October 11, 2002

Building the program

Oct. 10, 2002

By Brian Betz
The Santa Clara

Women's volleyball coach Jon Wallace is more than the driving force behind one of the best volleyball teams in the nation. He is, simply put, one of the best in his trade.

In his fourth year as head coach here at Santa Clara, Wallace has taken a previously unsuccessful program and turned it into a legitimate contender. In 2000, Wallace led the Broncos to their first West Coast Conference title since 1993, while mowing over various team records and receiving Coach of the Year honors along the way.

"Before Jon's arrival we were a team that struggled to finish higher than third in our conference," said senior libero Chrissy Hirsch. "But I really believe that a big reason for the turnaround is that he doesn't view volleyball as a task. Although very tough and demanding in the gym, Jon is a coach that makes playing enjoyable."

Wallace believes his volleyball career affects his coaching. "I view myself as a player's coach," said Wallace. "I believe that my players will feel more comfortable and perform at a higher level if they know I can relate to them."

His ability to understand the wear and tear associated with a long season comes from his playing days at UC-Santa Barbara, where he captained the Gauchos to the NCAA title game in 1988 before earning second-team All-American honors his senior season.

"The fact that Jon has already been through the battles that we go through from his experience at the collegiate level makes him more knowledgeable than anyone," said junior setter Kelli Sousa. "Every day in the gym, whether it is practice or a match, he comes with the attitude that we need to improve."

Added Wallace, "Having been a player myself, I feel more in tune with the game. I understand that the X's and O' s have changed significantly over the years."

Wallace has an open-door policy that allows players to come and meet with him for any reason. The time and commitment he shows to his players adds to the admiration and respect that he already receives for being an outstanding teacher on the court.

"Jon has been a mentor for many of us over the years," said senior defensive specialist Cindy Hirsch. "He has taught us what is truly important in life, by not making volleyball the number one priority. He puts a huge emphasis on our schoolwork and on our families."

Added Chrissy Hirsch, "One of the big jokes on our team is that we call him Papa Jon. He is concerned with his players both on and off the court. He is always there if we need someone to talk to."

The concern "Papa Jon" shows his players has had nothing but positive effects. This season, the Broncos stand at 15-2, poised to crack the top 10 and surpass rival perennial powerhouse Pepperdine for WCC supremacy.

"I am a realist and pragmatist," said Wallace. "All of our girls are winners who have the ability to win the conference. We are mentally as strong as any team in the country, but it will undoubtedly take some luck here and there to beat a team like Pepperdine."

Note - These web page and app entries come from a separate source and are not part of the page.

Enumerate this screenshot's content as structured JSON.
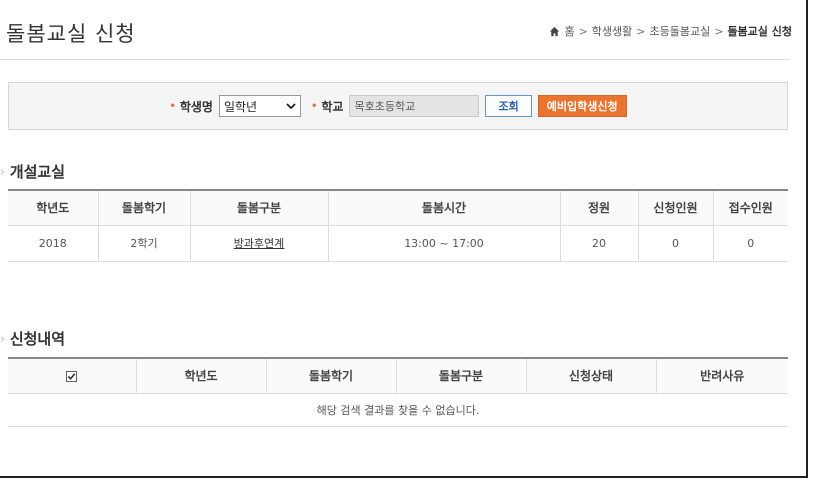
{
  "header": {
    "title": "돌봄교실 신청",
    "breadcrumb": [
      "홈",
      "학생생활",
      "초등돌봄교실",
      "돌봄교실 신청"
    ]
  },
  "search": {
    "student_label": "학생명",
    "student_value": "일학년",
    "school_label": "학교",
    "school_value": "목호초등학교",
    "search_button": "조회",
    "apply_button": "예비입학생신청"
  },
  "open_class": {
    "title": "개설교실",
    "columns": [
      "학년도",
      "돌봄학기",
      "돌봄구분",
      "돌봄시간",
      "정원",
      "신청인원",
      "접수인원"
    ],
    "rows": [
      [
        "2018",
        "2학기",
        "방과후연계",
        "13:00 ~ 17:00",
        "20",
        "0",
        "0"
      ]
    ]
  },
  "applications": {
    "title": "신청내역",
    "columns": [
      "학년도",
      "돌봄학기",
      "돌봄구분",
      "신청상태",
      "반려사유"
    ],
    "empty_message": "해당 검색 결과를 찾을 수 없습니다."
  },
  "colors": {
    "accent": "#e8742f",
    "search_button_text": "#2a5ea8"
  }
}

This season, Wallace realistically hopes the team can make it to the round of 16. In terms of the future, there is no question that he has one of the best freshmen classes in the nation. Much of this promise can be attributed to Wallace's ability to recruit.

"Coach finds girls who are not only great players but that have great personalities as well," said junior middle blocker Becky Biniek. "Having such great team chemistry makes the experience that much better."

Take a few nights this fall season to attend some matches at Leavey, and you'll see a tightly knit team that plays the game at the highest level and has the smiles to match. The level of camaraderie and enthusiasm throughout every position is a result of Wallace's success at maintaining the notion that volleyball isn't life.

However, every day Wallace brings an intensity and focus to the court that has helped place him in the upper echelon of Division I coaches.

"Whether we're playing Stanford or Southeast Missouri, every game is equally important in his eyes," said Cindy Hirsch.

This kind of professionalism is likely what will one day catapult Santa Clara women's volleyball deep into the NCAA tourney. Despite losing two exceptional players in the Hirsch twins next year, Wallace will bring back a core of young talent that should, under his guidance, be able to compete with anyone. The challenge lies in not only getting to the top, but staying there as well.

"Our goal is to develop a program that can spike up every few years and make the Final Four," said Wallace. "It will be a big accomplishment to break the top ten, but we know that the ultimate test of greatness is maintaining over time."

Who knows, maybe one day "Papa Jon" will deliver this school a national title.